Professor, Exercise Science, Brigham Young University
No one can predict how long an individual will live. However, as a group, exercisers live significantly longer than sedentary adults. Although there are many different methods that can be used to estimate the extra years exercisers may gain from their physical activity, one strategy is to measure their telomeres. Telomeres are the end-caps of chromosomes. The length of telomeres provides a good indication of how old a person is biologically.
In a study I conducted, a total of 5,823 U.S. adults were examined. Men and women who performed high levels of physical activity each week had much longer telomeres than their counterparts. In fact, the length of telomeres showed that adults with high levels of weekly activity had almost 9 years less biologic ageing compared to those who were sedentary.
In the investigation, several dozen different physical activities were assessed, so there were many things adults could do to increase their fitness levels. Those who performed vigorous activity 35-45 minutes or more per day, five days per week, had the longest telomeres. Individuals who exercised at a moderate intensity had to do their activities much longer, an hour or more per session. Although high levels of physical activity and longer telomeres do not guarantee a longer life, they definitely increase the likelihood.
CardioRACE Project Manager and Postdoctoral Associate, Kinesiology, Iowa State University, who has studied running as a key lifestyle medicine for longevity
After taking into account, age, sex, smoking, obesity, and other medical conditions like high blood pressure and diabetes, we found in a study we conducted that runners live on average 3 years longer than non-runners, which is similar to what other studies on runners have found. We further estimated that for every 1 hour you spend running, you net gain an additional 7 hours of life. Beyond running, other studies have found that people live on average 3-4 years longer if they are regularly active compared to inactive. However, most of this evidence comes from self-reported participation in traditional aerobic activities like walking, biking, or swimming. We know very little about the potential longevity boost you can get from participating in other popular forms of exercise, like resistance training. There is growing evidence that muscular strength and function is just as important as aerobic fitness for ageing well. No matter what, though, you only get a longevity benefit by doing exercise in the long-term, which means that you should select an activity that you enjoy and that feels good for your body. There are endless ways to be active, but often it’s the simplest activities, like walking, that are most sustainable for life.

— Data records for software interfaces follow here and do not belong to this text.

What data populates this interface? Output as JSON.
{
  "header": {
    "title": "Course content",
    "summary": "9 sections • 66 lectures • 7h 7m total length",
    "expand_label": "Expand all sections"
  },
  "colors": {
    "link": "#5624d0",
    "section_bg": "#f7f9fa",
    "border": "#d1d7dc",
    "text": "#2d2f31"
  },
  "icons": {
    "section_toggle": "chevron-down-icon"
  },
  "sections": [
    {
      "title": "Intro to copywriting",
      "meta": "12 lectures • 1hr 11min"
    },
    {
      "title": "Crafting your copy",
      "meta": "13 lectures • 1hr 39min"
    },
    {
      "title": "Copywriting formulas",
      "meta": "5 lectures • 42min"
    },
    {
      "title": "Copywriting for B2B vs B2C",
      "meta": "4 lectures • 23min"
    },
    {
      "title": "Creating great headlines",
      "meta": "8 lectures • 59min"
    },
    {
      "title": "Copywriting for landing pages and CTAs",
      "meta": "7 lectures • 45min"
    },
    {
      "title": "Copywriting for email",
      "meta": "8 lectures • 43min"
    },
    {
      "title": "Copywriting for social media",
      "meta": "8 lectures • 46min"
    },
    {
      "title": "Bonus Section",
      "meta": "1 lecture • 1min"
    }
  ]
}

Professor, Kinesiology and Health Education, The University of Texas at Austin
Regular physical activity brings multitudes of benefits for most organs and tissues we have in our body. It also acts to reduce premature deaths from common cardiovascular events including heart attacks and strokes. Even if you experience similar kinds of heart attacks, damages that you experience tend to be much less if you are exercising regularly. But there is no good evidence showing that regular physical activity extends lifespan.